The One-Dimensional Transport with Equilibrium Chemistry (OTEQ) computer model was developed by USGS scientist and CWEST researcher, Dr. Rob Runkel. It is used to characterize the fate and transport of waterborne solutes in streams and rivers. As explained in the OTEQ documentation, “the model is formed by coupling a solute transport model with a chemical equilibrium submodel. The solute transport model is based on OTIS, a model that considers the physical processes of advection, dispersion, lateral inflow, and transient storage. The equilibrium submodel is based on MINTEQ, a model that considers the speciation and complexation of aqueous species, acid-base reactions, precipitation/dissolution, and sorption.”
The One-Dimensional Transport with Inflow and Storage (OTIS) computer model was developed by USGS researcher and CWEST member, Dr. Rob Runkel, to characterize the fate and transport of water-borne solutes in streams and rivers. For conservative (non-reactive) solutes, four processes can be simulated – advection, dispersion, inflow, and transient storage. For nonconservative (reactive) solutes, two additional processes can be simulated – sorption and first order decay. Data for the model can be obtained by running field-scale tracer experiments.
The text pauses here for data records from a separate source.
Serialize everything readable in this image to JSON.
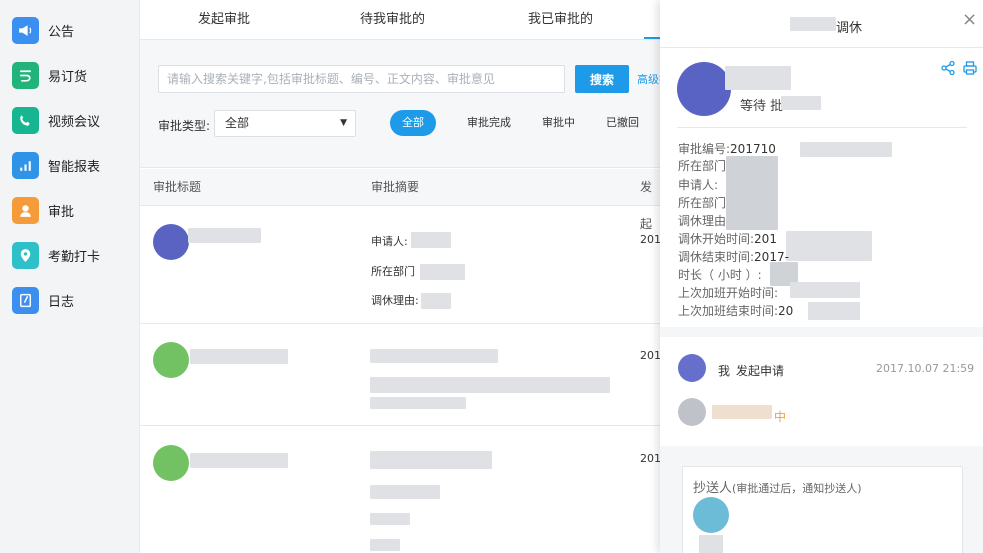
{
  "sidebar": {
    "items": [
      {
        "label": "公告",
        "icon": "megaphone-icon",
        "color": "#3b8ff0"
      },
      {
        "label": "易订货",
        "icon": "order-icon",
        "color": "#20b37a"
      },
      {
        "label": "视频会议",
        "icon": "video-call-icon",
        "color": "#18b591"
      },
      {
        "label": "智能报表",
        "icon": "chart-icon",
        "color": "#2f93e8"
      },
      {
        "label": "审批",
        "icon": "approval-icon",
        "color": "#f59b3a"
      },
      {
        "label": "考勤打卡",
        "icon": "location-icon",
        "color": "#2ec0c9"
      },
      {
        "label": "日志",
        "icon": "log-icon",
        "color": "#3c8fee"
      }
    ]
  },
  "tabs": {
    "items": [
      "发起审批",
      "待我审批的",
      "我已审批的"
    ]
  },
  "filter": {
    "search_placeholder": "请输入搜索关键字,包括审批标题、编号、正文内容、审批意见",
    "search_button": "搜索",
    "advanced_link": "高级搜",
    "type_label": "审批类型:",
    "type_value": "全部",
    "status_pills": [
      "全部",
      "审批完成",
      "审批中",
      "已撤回"
    ]
  },
  "table": {
    "headers": [
      "审批标题",
      "审批摘要",
      "发起"
    ],
    "rows": [
      {
        "summary_lines": [
          "申请人:",
          "所在部门",
          "调休理由:"
        ],
        "date_prefix": "201",
        "avatar_color": "#5a63c2"
      },
      {
        "summary_lines": [
          "",
          "",
          ""
        ],
        "date_prefix": "201",
        "avatar_color": "#72c264"
      },
      {
        "summary_lines": [
          "",
          "",
          ""
        ],
        "date_prefix": "201",
        "avatar_color": "#72c264"
      }
    ]
  },
  "panel": {
    "title": "调休",
    "status": "等待 批",
    "fields": [
      {
        "label": "审批编号:",
        "value": "201710"
      },
      {
        "label": "所在部门:",
        "value": ""
      },
      {
        "label": "申请人:",
        "value": ""
      },
      {
        "label": "所在部门:",
        "value": ""
      },
      {
        "label": "调休理由:",
        "value": ""
      },
      {
        "label": "调休开始时间:",
        "value": "201"
      },
      {
        "label": "调休结束时间:",
        "value": "2017-"
      },
      {
        "label": "时长（ 小时 ）:",
        "value": ""
      },
      {
        "label": "上次加班开始时间:",
        "value": ""
      },
      {
        "label": "上次加班结束时间:",
        "value": "20"
      }
    ],
    "flow": {
      "initiator_name": "我",
      "initiator_action": "发起申请",
      "initiator_time": "2017.10.07 21:59",
      "pending_suffix": "中"
    },
    "cc": {
      "title": "抄送人",
      "note": "(审批通过后，通知抄送人)"
    }
  },
  "colors": {
    "accent": "#1e9be8",
    "pending_orange": "#f0a03c"
  }
}
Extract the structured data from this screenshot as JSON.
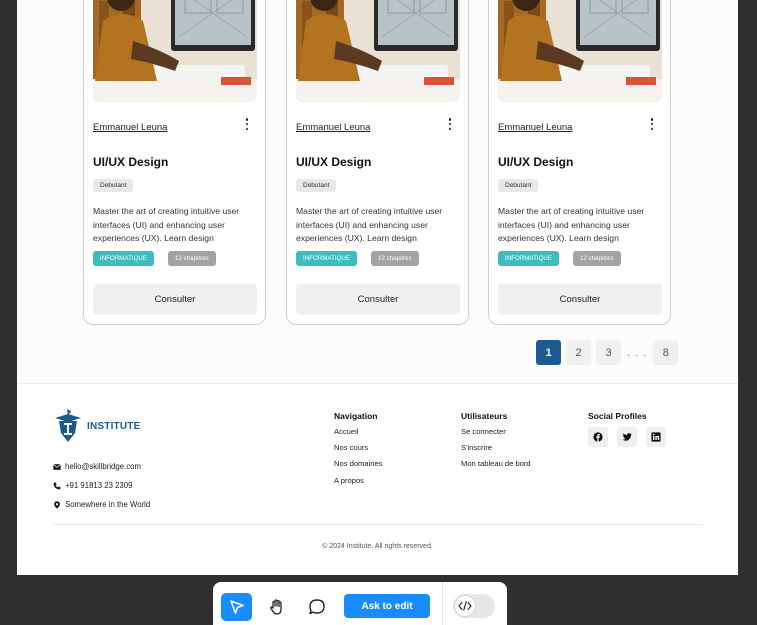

PHREEQC is a computer code developed by the USGS that can be used for simulating chemical reactions and transport processes in natural or polluted water, in laboratory experiments, or in industrial processes. The program is based on equilibrium chemistry of aqueous solutions interacting with minerals, gases, solid solutions, exchangers, and sorption surfaces, which accounts for the original acronym — pH-REdox-EQuilibrium. The program has evolved to include the capability to model kinetic reactions and 1D (one-dimensional) transport. PHREEQC is written in the C and C++ programming languages. Several CWEST researchers at the USGS’s Marine Street location in Boulder use PHREEQC and can provide assistance in employing the model and the code.
WATEQ4F is a computer code developed by USGS researcher Dr. James Ball and USGS researcher and CWEST member Dr. Kirk Nordstrom to determine chemical speciation of major, trace, and redox elements in natural waters. The code uses field measurements of temperature, pH, Eh, dissolved oxygen and alkalinity, and the chemical analysis of a water sample as input and calculates the distribution of aqueous species, ion activities, and mineral saturation indices that indicate the tendency of a water to dissolve or precipitate a set of minerals (see Drever, 1988; Nordstrom and Munoz, 1994). The code uses the ion-association model and assumes homogeneous aqueous phase equilibria, except for redox species. Equilibrium with respect to mineral solubilities is not assumed. The program results are used primarily to examine the tendency of a water to reach mineral solubility equilibria as a constraint on interpreting the chemistry of natural waters. A recent update includes an electrical conductivity calculation that can be compared to the measured conductivity for QA/QC (McCleskey et al, 2010). Results from the WATEQ4F code can be used as input for other programs such as PHREEQC to model geochemical reactions.